- Data listing -
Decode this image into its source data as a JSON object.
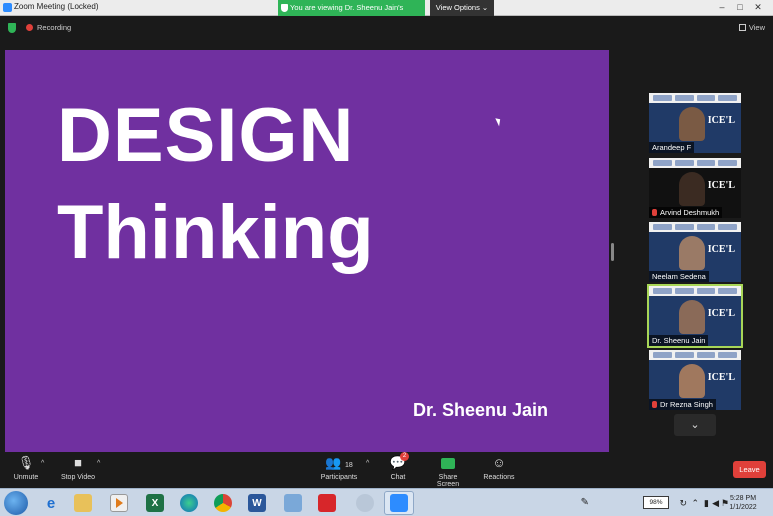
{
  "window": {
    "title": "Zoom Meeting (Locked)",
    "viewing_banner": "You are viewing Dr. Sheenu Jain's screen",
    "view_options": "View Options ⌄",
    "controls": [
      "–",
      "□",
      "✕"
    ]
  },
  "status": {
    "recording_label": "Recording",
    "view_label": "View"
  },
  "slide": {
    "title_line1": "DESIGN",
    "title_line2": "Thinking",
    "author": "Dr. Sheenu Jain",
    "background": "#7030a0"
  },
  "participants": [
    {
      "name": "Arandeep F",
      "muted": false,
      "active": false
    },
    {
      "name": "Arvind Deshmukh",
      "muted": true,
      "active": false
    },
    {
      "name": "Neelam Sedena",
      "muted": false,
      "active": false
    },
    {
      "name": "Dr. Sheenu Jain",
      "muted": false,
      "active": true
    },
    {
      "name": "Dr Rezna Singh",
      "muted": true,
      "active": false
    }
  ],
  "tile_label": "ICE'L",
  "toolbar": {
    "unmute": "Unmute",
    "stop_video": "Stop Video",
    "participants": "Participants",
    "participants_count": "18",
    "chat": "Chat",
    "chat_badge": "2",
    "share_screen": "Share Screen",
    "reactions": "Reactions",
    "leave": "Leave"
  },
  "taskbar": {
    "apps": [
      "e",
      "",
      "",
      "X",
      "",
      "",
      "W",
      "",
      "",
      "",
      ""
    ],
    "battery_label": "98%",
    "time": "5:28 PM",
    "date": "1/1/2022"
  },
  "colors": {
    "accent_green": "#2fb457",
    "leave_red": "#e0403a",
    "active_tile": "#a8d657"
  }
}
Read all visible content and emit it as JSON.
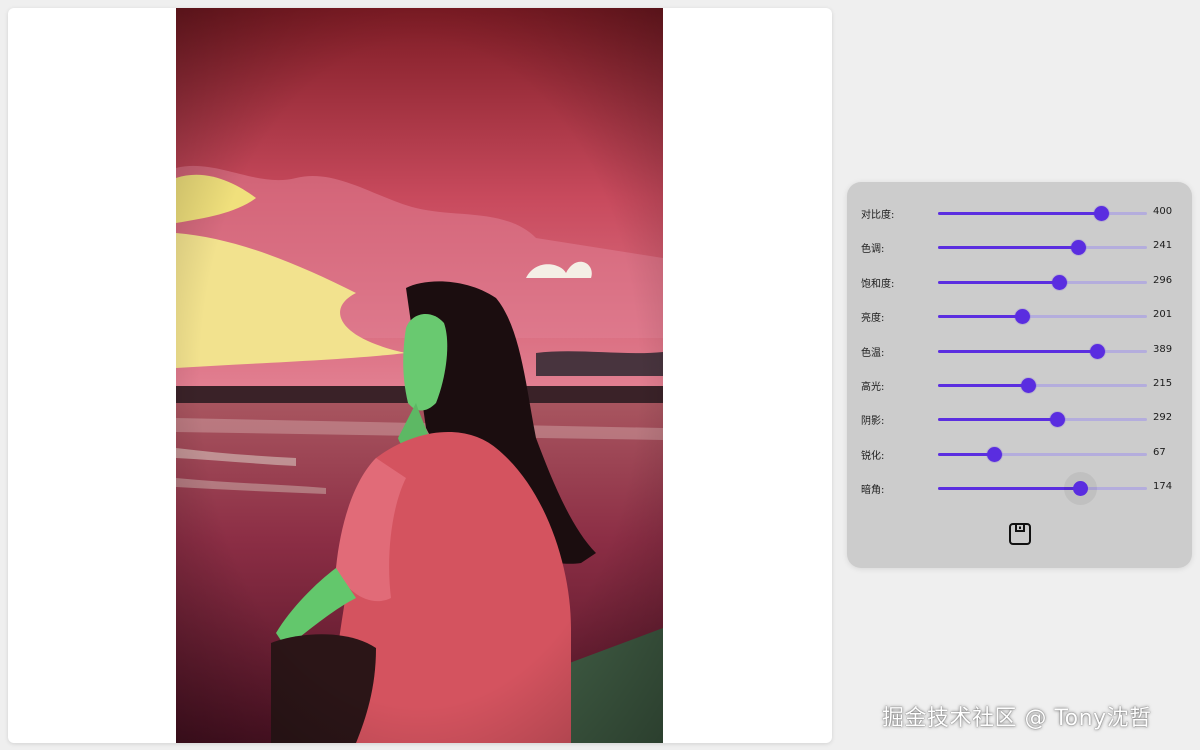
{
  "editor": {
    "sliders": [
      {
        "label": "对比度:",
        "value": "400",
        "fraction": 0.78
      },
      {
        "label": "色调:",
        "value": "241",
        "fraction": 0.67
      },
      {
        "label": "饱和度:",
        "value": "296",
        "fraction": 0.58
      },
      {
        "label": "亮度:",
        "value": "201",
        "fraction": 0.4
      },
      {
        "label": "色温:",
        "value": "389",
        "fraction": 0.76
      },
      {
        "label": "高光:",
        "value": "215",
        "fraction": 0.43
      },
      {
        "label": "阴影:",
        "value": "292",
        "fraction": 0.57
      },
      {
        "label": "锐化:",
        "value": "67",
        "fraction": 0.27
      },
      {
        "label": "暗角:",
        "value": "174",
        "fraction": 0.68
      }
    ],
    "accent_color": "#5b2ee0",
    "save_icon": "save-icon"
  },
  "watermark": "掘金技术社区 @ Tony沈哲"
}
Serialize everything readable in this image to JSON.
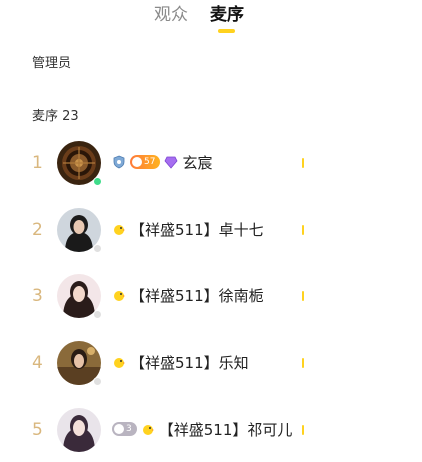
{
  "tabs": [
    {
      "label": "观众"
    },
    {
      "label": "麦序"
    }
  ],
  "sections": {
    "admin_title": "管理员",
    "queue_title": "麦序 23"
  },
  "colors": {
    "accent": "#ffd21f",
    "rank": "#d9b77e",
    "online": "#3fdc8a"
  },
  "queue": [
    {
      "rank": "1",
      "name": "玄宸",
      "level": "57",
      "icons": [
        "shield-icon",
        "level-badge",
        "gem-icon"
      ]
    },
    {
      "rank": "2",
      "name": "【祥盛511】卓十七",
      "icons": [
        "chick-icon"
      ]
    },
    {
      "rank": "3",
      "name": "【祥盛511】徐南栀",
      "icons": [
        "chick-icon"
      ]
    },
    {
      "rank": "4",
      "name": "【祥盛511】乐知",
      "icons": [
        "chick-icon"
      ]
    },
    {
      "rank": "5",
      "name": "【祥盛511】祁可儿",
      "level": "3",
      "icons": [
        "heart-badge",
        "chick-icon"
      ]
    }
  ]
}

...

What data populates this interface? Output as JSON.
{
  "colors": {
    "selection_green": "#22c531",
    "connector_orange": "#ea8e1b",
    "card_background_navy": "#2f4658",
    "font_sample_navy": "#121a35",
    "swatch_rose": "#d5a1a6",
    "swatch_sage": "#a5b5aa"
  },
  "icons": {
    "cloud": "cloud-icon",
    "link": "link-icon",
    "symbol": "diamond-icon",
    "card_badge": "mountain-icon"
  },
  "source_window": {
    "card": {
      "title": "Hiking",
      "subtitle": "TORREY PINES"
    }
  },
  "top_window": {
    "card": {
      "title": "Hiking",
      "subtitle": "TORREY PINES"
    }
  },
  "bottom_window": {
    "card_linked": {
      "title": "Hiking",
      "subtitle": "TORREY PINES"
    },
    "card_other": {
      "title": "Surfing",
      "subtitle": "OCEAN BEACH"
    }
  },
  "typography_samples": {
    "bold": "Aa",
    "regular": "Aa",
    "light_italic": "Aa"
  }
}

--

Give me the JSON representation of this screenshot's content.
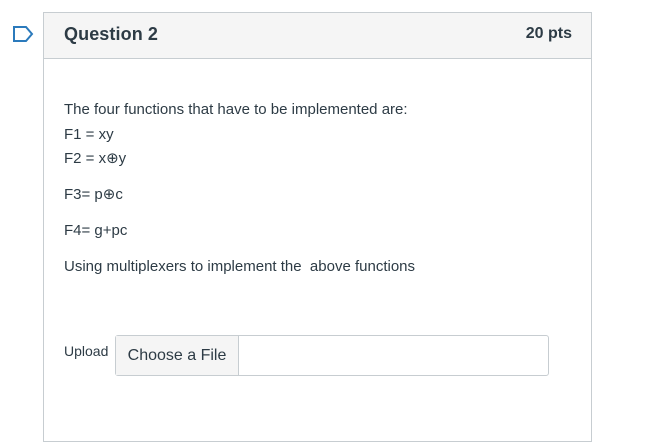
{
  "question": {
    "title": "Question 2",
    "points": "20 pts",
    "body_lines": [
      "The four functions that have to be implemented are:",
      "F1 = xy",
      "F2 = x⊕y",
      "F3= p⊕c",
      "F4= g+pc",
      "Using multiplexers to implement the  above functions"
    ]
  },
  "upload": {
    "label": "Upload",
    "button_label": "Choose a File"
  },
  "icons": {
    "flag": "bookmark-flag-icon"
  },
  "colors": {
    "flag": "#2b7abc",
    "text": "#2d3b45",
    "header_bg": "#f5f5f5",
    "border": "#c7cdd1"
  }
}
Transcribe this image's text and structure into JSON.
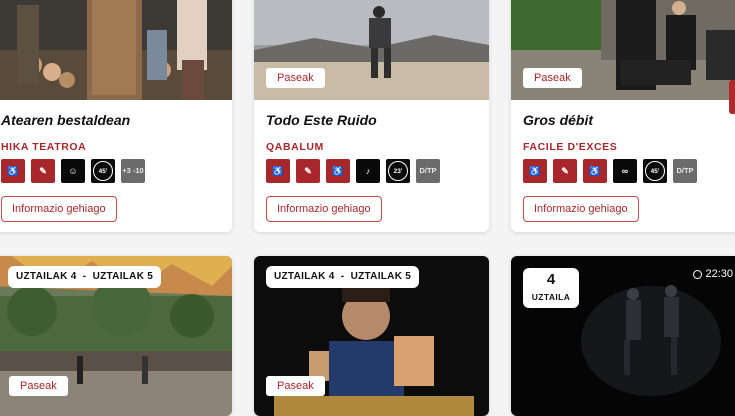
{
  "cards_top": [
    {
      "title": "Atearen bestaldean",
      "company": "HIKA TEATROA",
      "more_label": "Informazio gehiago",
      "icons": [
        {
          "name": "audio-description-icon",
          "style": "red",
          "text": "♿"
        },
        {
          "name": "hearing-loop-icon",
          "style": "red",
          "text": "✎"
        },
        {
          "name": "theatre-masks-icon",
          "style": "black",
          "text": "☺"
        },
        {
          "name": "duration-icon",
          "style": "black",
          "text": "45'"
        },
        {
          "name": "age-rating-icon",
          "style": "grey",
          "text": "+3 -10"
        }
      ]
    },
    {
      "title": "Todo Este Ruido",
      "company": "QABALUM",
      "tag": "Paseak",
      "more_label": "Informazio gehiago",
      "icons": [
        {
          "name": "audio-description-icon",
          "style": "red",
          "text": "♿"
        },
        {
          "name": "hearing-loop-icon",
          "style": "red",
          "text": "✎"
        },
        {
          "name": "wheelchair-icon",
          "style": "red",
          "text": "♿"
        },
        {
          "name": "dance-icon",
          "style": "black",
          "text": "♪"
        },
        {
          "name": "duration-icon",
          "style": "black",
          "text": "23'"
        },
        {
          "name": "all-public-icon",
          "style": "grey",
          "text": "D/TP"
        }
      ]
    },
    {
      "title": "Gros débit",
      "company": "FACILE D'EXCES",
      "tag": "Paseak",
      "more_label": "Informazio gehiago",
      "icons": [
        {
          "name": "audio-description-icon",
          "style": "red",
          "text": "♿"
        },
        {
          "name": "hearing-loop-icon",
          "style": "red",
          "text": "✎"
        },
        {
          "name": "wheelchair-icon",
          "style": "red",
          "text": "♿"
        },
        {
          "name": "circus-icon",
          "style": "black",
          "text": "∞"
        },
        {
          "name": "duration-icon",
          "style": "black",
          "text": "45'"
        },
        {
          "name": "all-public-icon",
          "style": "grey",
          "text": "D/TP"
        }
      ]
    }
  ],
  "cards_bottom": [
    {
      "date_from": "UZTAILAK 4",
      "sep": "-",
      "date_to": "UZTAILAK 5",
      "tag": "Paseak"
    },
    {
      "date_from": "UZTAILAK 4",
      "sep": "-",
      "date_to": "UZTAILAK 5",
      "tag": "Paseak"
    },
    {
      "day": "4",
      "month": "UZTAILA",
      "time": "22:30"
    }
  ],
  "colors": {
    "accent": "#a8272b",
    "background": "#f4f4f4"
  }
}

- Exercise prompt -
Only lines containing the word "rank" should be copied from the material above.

- Answer section -
    "rank": "#d9b77e",
      "rank": "1",
      "rank": "2",
      "rank": "3",
      "rank": "4",
      "rank": "5",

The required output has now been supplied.